It's hard to believe that nearly a year after the New Zealand and Australian governments' signed an agreement to allow people to transfer their superannuation savings between the two countries that very few Australian super funds are accepting KiwiSaver money.

The change came into force on July 1 last year but as Helen Twose's KiwiSaver column points out none of the major banks which have parent companies in Australia are yet in a position to be able to offer New Zealanders the ability to transfer their KiwiSaver money to an approved Australian fund.

However they will all happily assist Kiwis who want to bring their Australian super savings back to New Zealand.

The industry is blaming the delay on having bigger regulatory issues to deal with but how long can this be used as an excuse?


Sure KiwiSaver savings are small fry compared to the amount of money stashed in Australian super accounts but shouldn't it be about providing a service not just how many dollars you have?

The number of Kiwis leaving to go to Australia has fallen to a low in recent years but statistics for the year to April show 11,100 still left to go live across the Ditch.

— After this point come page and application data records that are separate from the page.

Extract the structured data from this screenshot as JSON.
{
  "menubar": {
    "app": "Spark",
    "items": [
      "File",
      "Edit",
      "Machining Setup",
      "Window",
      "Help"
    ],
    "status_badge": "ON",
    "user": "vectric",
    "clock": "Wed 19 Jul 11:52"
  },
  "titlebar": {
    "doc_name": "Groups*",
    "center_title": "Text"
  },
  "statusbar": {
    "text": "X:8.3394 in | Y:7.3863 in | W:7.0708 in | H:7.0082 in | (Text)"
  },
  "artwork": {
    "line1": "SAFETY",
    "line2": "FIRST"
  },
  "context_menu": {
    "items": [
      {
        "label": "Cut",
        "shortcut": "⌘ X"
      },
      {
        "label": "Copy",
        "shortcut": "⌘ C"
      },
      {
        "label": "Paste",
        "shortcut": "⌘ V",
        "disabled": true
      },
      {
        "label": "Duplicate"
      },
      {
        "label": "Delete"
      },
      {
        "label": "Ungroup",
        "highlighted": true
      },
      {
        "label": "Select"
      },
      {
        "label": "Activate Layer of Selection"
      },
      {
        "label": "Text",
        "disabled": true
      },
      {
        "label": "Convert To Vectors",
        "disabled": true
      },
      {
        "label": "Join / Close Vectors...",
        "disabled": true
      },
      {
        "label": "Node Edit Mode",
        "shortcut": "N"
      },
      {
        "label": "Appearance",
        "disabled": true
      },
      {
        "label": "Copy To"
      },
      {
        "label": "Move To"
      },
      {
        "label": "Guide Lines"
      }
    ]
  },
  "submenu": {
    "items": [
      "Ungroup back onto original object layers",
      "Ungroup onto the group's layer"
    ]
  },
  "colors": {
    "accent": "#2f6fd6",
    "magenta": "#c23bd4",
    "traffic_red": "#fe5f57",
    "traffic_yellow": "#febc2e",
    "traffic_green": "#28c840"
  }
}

Not all of these Kiwis will be in KiwiSaver or want to transfer their superannuation savings to Australia but for those who do it looks they will have to search hard to find a fund that will take their money.

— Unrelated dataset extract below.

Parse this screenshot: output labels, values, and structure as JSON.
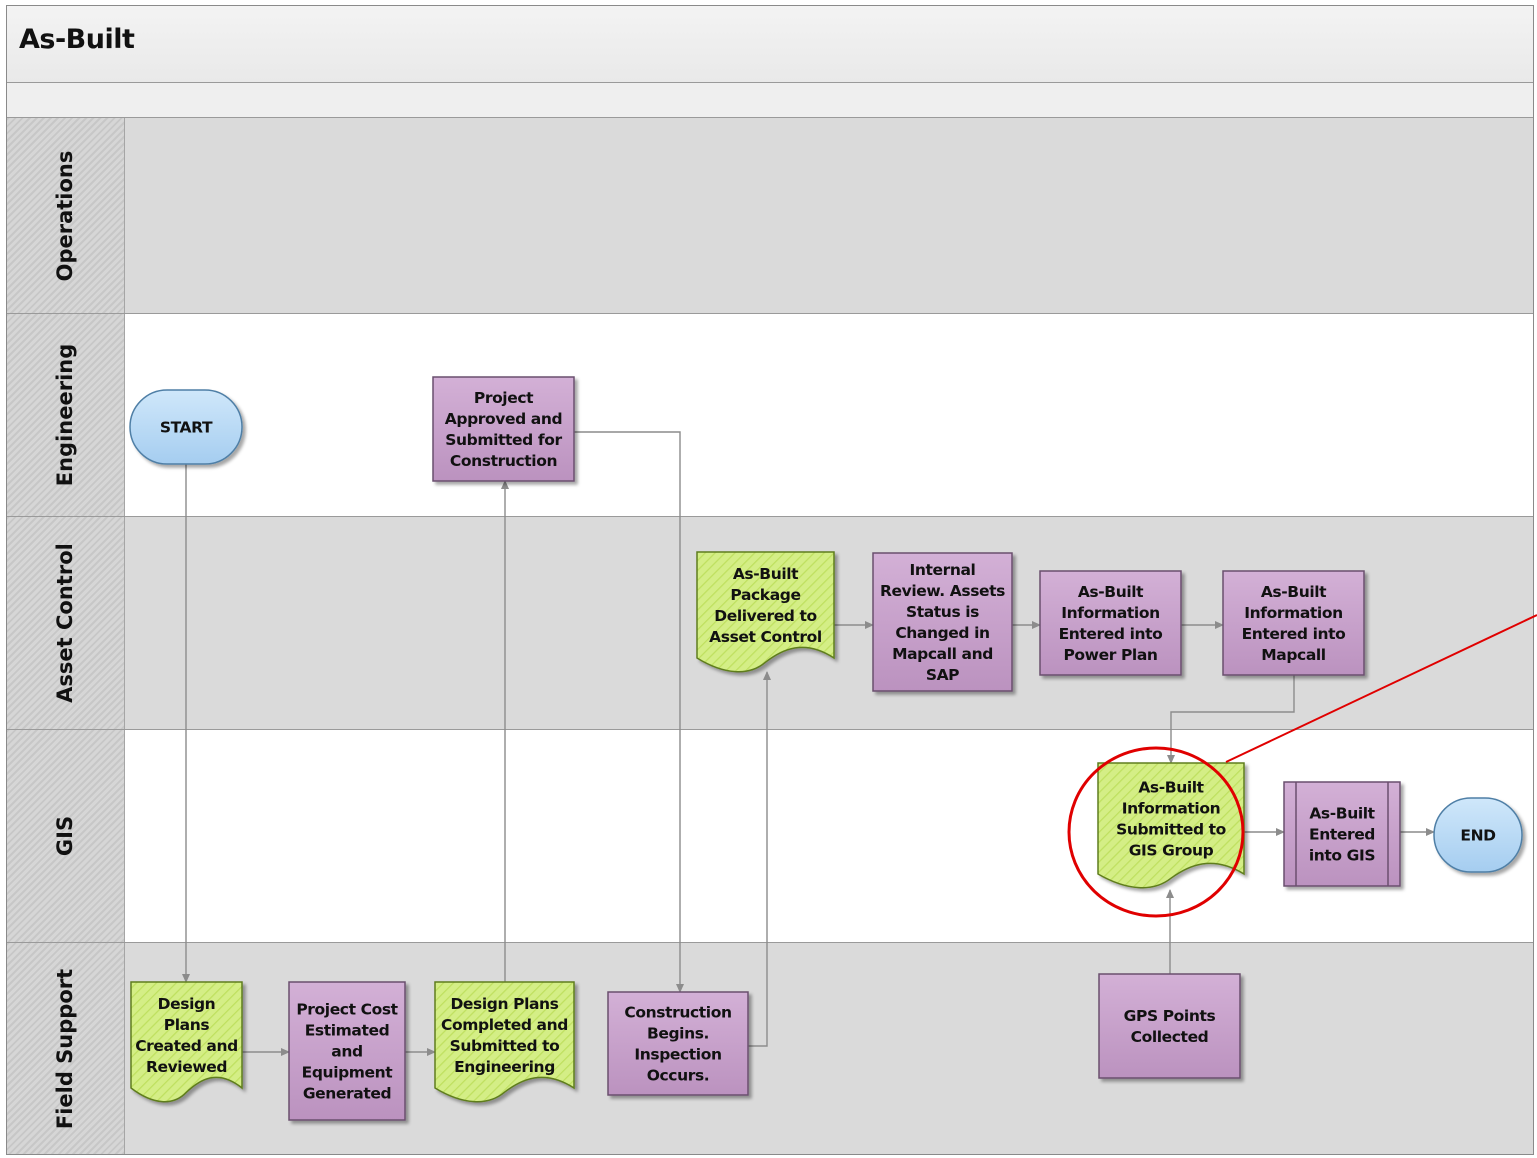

Take it or leave it?
Now that KiwiSaver has been running for more than five years people are having to make a choice about what to do with their money once they are eligible to take it out - be that at 65 or older (after being in the scheme for the minimum five years).

Mary Holm's column answers the concerns of three different readers considering what to do with their savings.

My first thought upon reading this was - lucky people - to have a choice on whether to take it out or leave in it.

Many people aren't so fortunate.

The savings in KiwiSaver accounts aren't that big yet but even $4000 or $5000 can make a difference to some people looking to reduce debt as they head into retirement.


As people's nest eggs get bigger it's going to be more and more important for people to weigh up what they do and get some professional advice.

Not all that glitters is gold
The minute I read Diana Clement's piece on foreign exchange risk when it comes to investing I was reminded of the radio adverts you hear about investing in gold.

They go on about how much the price of gold has gone up but forget to mention anything about how the New Zealand dollar has risen against the US dollar eroding much of the gains.

In a small country like New Zealand where much of our money is invested overseas, be it through KiwiSaver, or directly in foreign shares or commodities it pays to take foreign exchange risk into account.

The New Zealand dollar has been very strong against a lot of currencies of late but as other economies begin to recover that may not last.

It shouldn't stop people from investing overseas but it's another factor that needs to be considered.

What do you think?